Management and business lessons often double as life lessons, because relationships are at the heart of every organization, including families, teams, and book discussion groups … you name it. In fact, I wrote a blog just a couple of years ago explaining how Lencioni’s Three Signs of a Miserable Job (which actually is a leadership fable about engaging employees in the organization’s mission) perfectly applied to Little League practice with a dozen 8- and 9-year-olds.

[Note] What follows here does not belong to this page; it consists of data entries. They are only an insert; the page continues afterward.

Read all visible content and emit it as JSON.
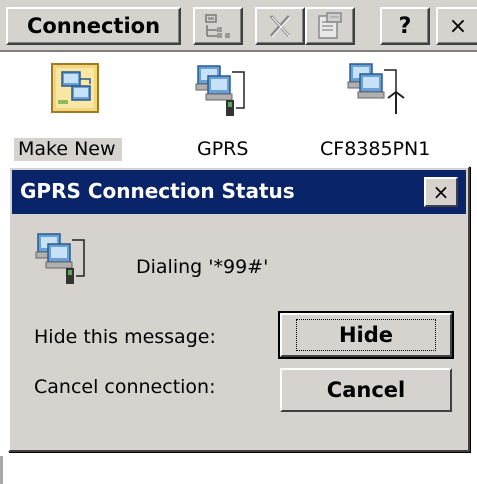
{
  "toolbar": {
    "menu_label": "Connection",
    "buttons": [
      {
        "icon": "view-details-icon"
      },
      {
        "icon": "delete-icon"
      },
      {
        "icon": "properties-icon"
      },
      {
        "label": "?"
      },
      {
        "label": "×"
      }
    ]
  },
  "connections": [
    {
      "label": "Make New",
      "icon": "make-new-connection-icon"
    },
    {
      "label": "GPRS",
      "icon": "network-connection-icon"
    },
    {
      "label": "CF8385PN1",
      "icon": "wireless-connection-icon"
    }
  ],
  "dialog": {
    "title": "GPRS Connection Status",
    "close_label": "×",
    "status": "Dialing '*99#'",
    "hide_label": "Hide this message:",
    "hide_button": "Hide",
    "cancel_label": "Cancel connection:",
    "cancel_button": "Cancel"
  },
  "colors": {
    "titlebar": "#0a246a",
    "face": "#d6d3ce"
  }
}
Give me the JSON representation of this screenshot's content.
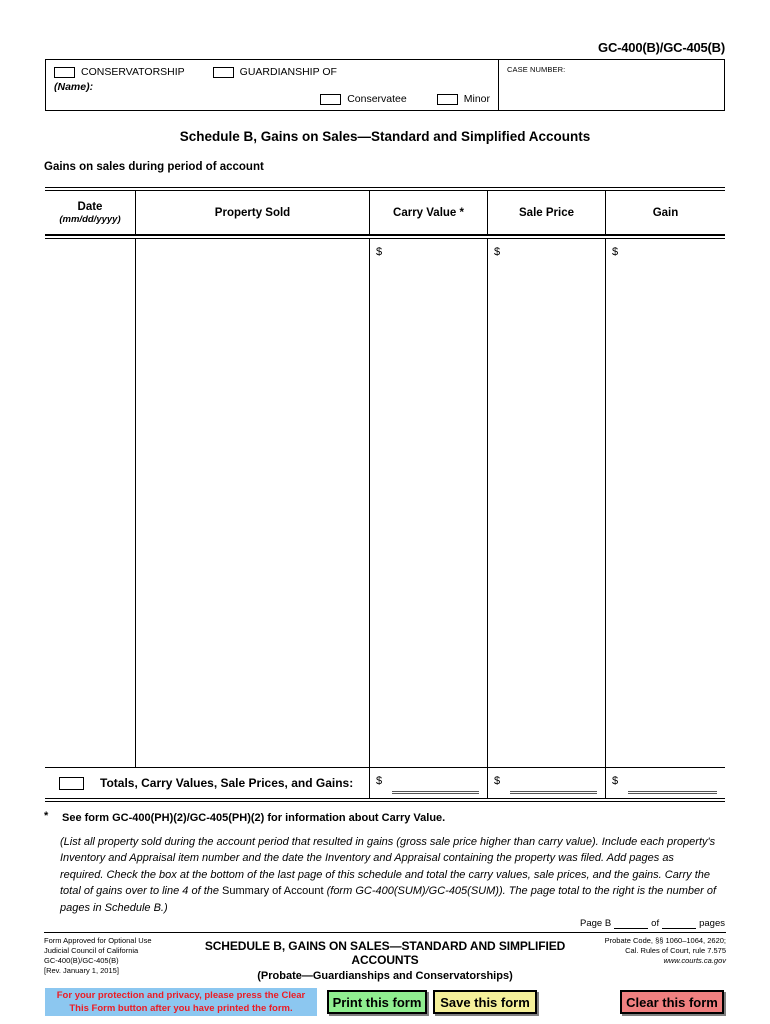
{
  "form_number": "GC-400(B)/GC-405(B)",
  "caption": {
    "conservatorship_label": "CONSERVATORSHIP",
    "guardianship_label": "GUARDIANSHIP OF",
    "name_label": "(Name):",
    "conservatee_label": "Conservatee",
    "minor_label": "Minor",
    "case_number_label": "CASE NUMBER:"
  },
  "title": "Schedule B, Gains on Sales—Standard and Simplified Accounts",
  "section_label": "Gains on sales during period of account",
  "table": {
    "headers": [
      {
        "label": "Date",
        "sub": "(mm/dd/yyyy)"
      },
      {
        "label": "Property Sold",
        "sub": ""
      },
      {
        "label": "Carry Value *",
        "sub": ""
      },
      {
        "label": "Sale Price",
        "sub": ""
      },
      {
        "label": "Gain",
        "sub": ""
      }
    ],
    "currency_symbol": "$",
    "totals_label": "Totals, Carry Values, Sale Prices, and Gains:"
  },
  "footnote": {
    "star": "*",
    "text": "See form GC-400(PH)(2)/GC-405(PH)(2) for information about Carry Value."
  },
  "instructions": {
    "part1": "(List all property sold during the account period that resulted in gains (gross sale price higher than carry value). Include each property's Inventory and Appraisal item number and the date the Inventory and Appraisal containing the property was filed. Add pages as required. Check the box at the bottom of the last page of this schedule and total the carry values, sale prices, and the gains. Carry the total of gains over to line 4 of the ",
    "roman": "Summary of Account ",
    "part2": "(form GC-400(SUM)/GC-405(SUM)). The page total to the right is the number of pages in Schedule B.)"
  },
  "page_line": {
    "prefix": "Page B",
    "middle": "of",
    "suffix": "pages"
  },
  "footer": {
    "left_lines": [
      "Form Approved for Optional Use",
      "Judicial Council of California",
      "GC-400(B)/GC-405(B)",
      "[Rev. January 1, 2015]"
    ],
    "center_line1": "SCHEDULE B, GAINS ON SALES—STANDARD AND SIMPLIFIED ACCOUNTS",
    "center_line2": "(Probate—Guardianships and Conservatorships)",
    "right_lines": [
      "Probate Code, §§ 1060–1064, 2620;",
      "Cal. Rules  of Court, rule 7.575"
    ],
    "right_url": "www.courts.ca.gov"
  },
  "buttons": {
    "privacy_note_line1": "For your protection and privacy, please press the Clear",
    "privacy_note_line2": "This Form button after you have printed the form.",
    "print_label": "Print this form",
    "save_label": "Save this form",
    "clear_label": "Clear this form"
  },
  "colors": {
    "print_bg": "#90EE90",
    "save_bg": "#F5F09A",
    "clear_bg": "#F08080",
    "privacy_bg": "#8CC7F0",
    "privacy_text": "#ED1C24"
  }
}
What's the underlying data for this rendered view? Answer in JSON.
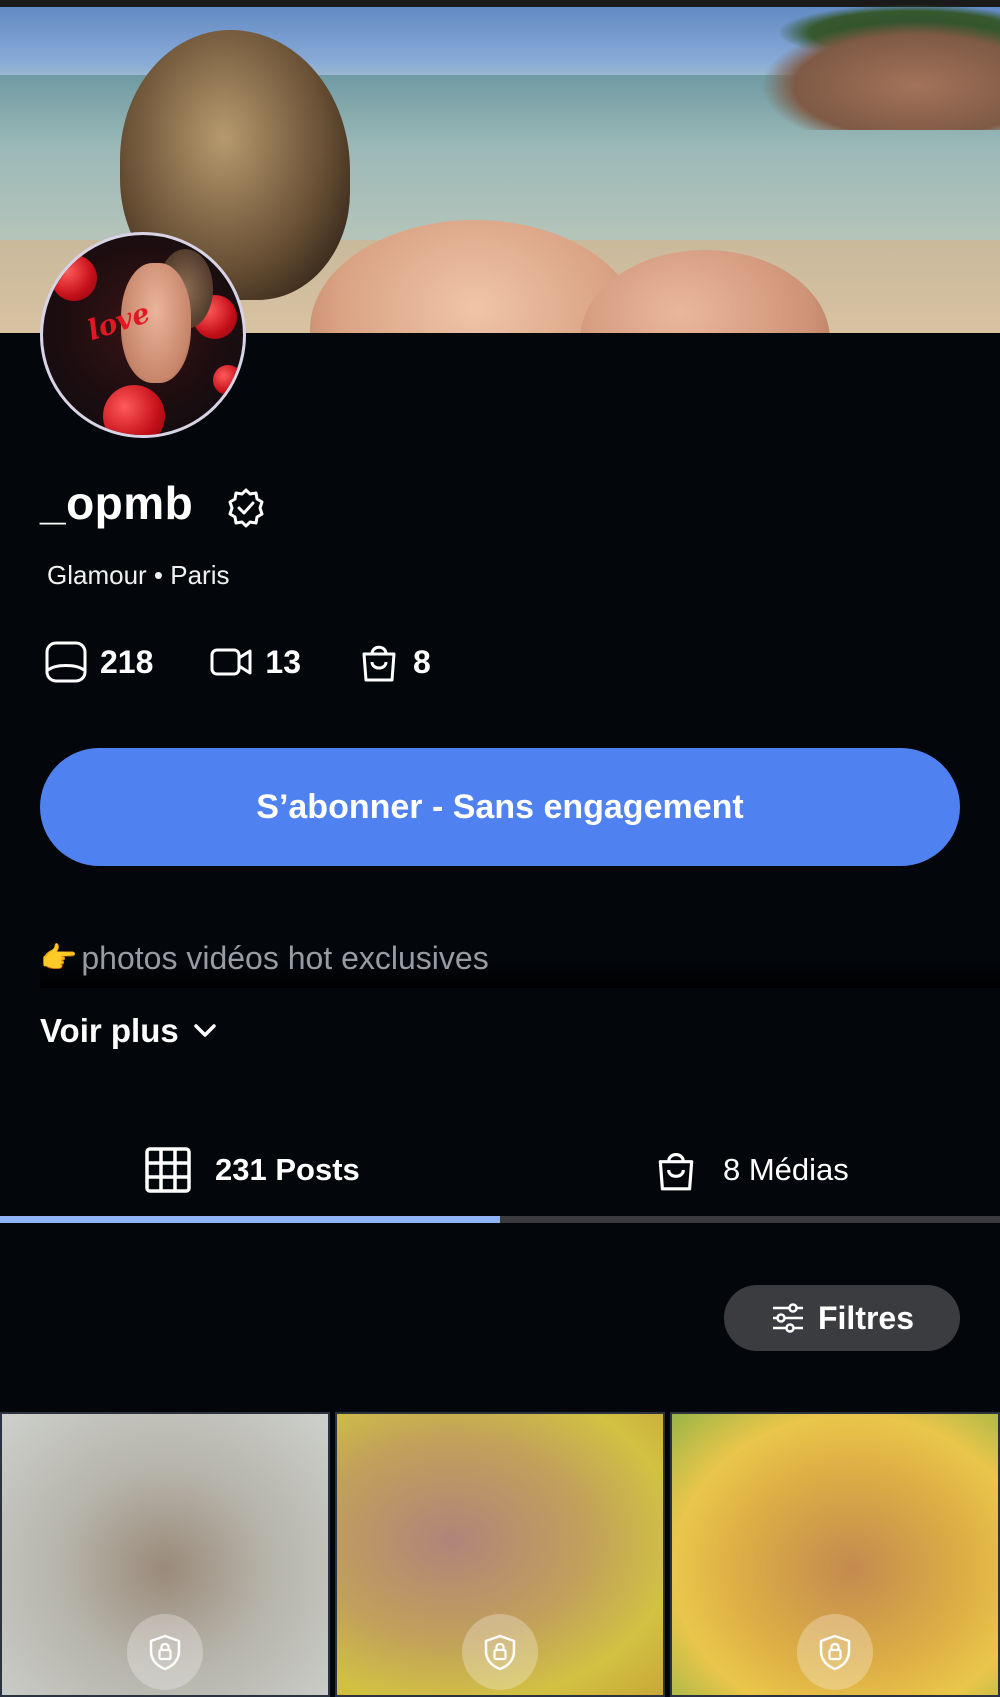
{
  "profile": {
    "username": "_opmb",
    "subtitle": "Glamour • Paris",
    "bio": "photos vidéos hot exclusives",
    "bio_emoji": "👉",
    "verified_icon": "verified-badge-icon"
  },
  "stats": {
    "photos": "218",
    "videos": "13",
    "medias": "8"
  },
  "subscribe": {
    "label": "S’abonner - Sans engagement"
  },
  "voir_plus": {
    "label": "Voir plus"
  },
  "tabs": [
    {
      "label": "231 Posts",
      "icon": "grid-icon",
      "active": true
    },
    {
      "label": "8 Médias",
      "icon": "shopping-bag-icon",
      "active": false
    }
  ],
  "filters": {
    "label": "Filtres",
    "icon": "sliders-icon"
  },
  "posts": [
    {
      "locked": true,
      "icon": "lock-shield-icon"
    },
    {
      "locked": true,
      "icon": "lock-shield-icon"
    },
    {
      "locked": true,
      "icon": "lock-shield-icon"
    }
  ],
  "colors": {
    "background": "#03060b",
    "accent": "#4f82f0",
    "tab_indicator": "#8fb3f7",
    "filters_bg": "#3b3c40"
  }
}
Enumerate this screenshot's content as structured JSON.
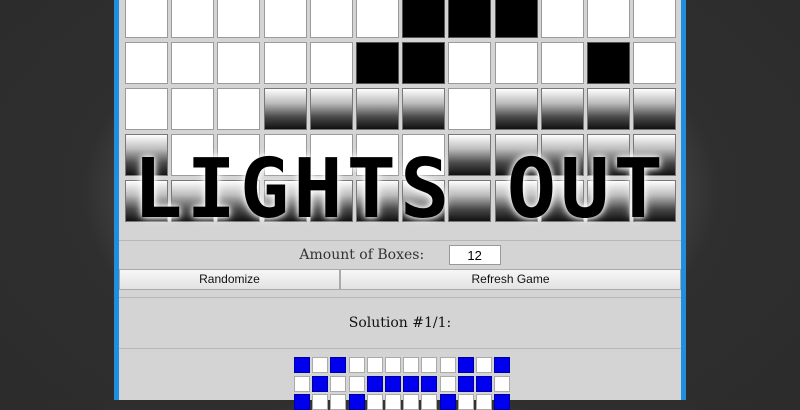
{
  "title": "LIGHTS OUT",
  "grid": {
    "rows": [
      [
        0,
        0,
        0,
        0,
        0,
        0,
        1,
        1,
        1,
        0,
        0,
        0
      ],
      [
        0,
        0,
        0,
        0,
        0,
        1,
        1,
        0,
        0,
        0,
        1,
        0
      ],
      [
        0,
        0,
        0,
        2,
        2,
        2,
        2,
        0,
        2,
        2,
        2,
        2
      ],
      [
        2,
        0,
        0,
        0,
        0,
        0,
        0,
        2,
        2,
        2,
        2,
        2
      ],
      [
        2,
        2,
        2,
        2,
        2,
        2,
        2,
        2,
        2,
        2,
        2,
        2
      ]
    ]
  },
  "controls": {
    "amount_label": "Amount of Boxes:",
    "amount_value": "12",
    "randomize_label": "Randomize",
    "refresh_label": "Refresh Game"
  },
  "solution": {
    "label": "Solution #1/1:",
    "rows": [
      [
        1,
        0,
        1,
        0,
        0,
        0,
        0,
        0,
        0,
        1,
        0,
        1
      ],
      [
        0,
        1,
        0,
        0,
        1,
        1,
        1,
        1,
        0,
        1,
        1,
        0
      ],
      [
        1,
        0,
        0,
        1,
        0,
        0,
        0,
        0,
        1,
        0,
        0,
        1
      ]
    ]
  },
  "colors": {
    "accent_border": "#1e8ee0",
    "solution_on": "#0000ee"
  }
}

Take Lencioni for a test drive. Chances are, you will discover that the most daunting difficulties in your organization are surprisingly simple to navigate when the focus is on the outcome. The Denton Public Library includes six of Lencioni’s books in its collection. Find out how a successful, semi-retired entrepreneur found himself working in a small pizza joint among Colorado ski slopes … and turned the organization around. These are great stories, fun reads, and relevant:

Randy Simmans – North Branch Library

Learning Never Stops

You might think that just because you are out of school, you don’t need to learn anything. Wrong! You learn new things every day, and the library is a natural place to learn and try new things—a classroom for the community.

The library is full of books and classes and videos to learn to things. Want to finally fix up that old Ford Mustang that has been sitting in your garage? Check out our online Chilton catalogs, which provides step by step instructions.

PlayWant to learn how to teach your child? Visit one of our many classes, or just stop by the children’s area and play. Did you know that play is one of the key aspects in a child’s learning and development? That’s right. A child’s job is to play. Play is how children learn new things and how they make sense of the world. Have you ever listened on your child’s conversation while they are playing? They are internalizing a conversation they have experienced, and are making it real by acting it out with their toys.


Want to enroll your children in some STEAM classes…but aren’t really sure where to start? Check out the many Science, Technology, Engineering, Art and Math classes the library has to offer for all ages. The Forge, at the North Branch Library, is full of fun technology, including a 3-D printers, Raspberry Pis, and Arduinos. The South Branch Library recently started a STEAM Ahead program, which will focus on different aspects of STEAM. This month we had a Lego Challenge: create something that floats, build a tall structure, and assemble a word out of Lego blocks.

Want to learn more about your family history? The Emily Fowler Library has an entire department devoted to genealogy and family history.

The Denton Public Library has a never-ending list of learning opportunities, so do as our blog says and “Check it out!”

Youth Librarian, South Branch Library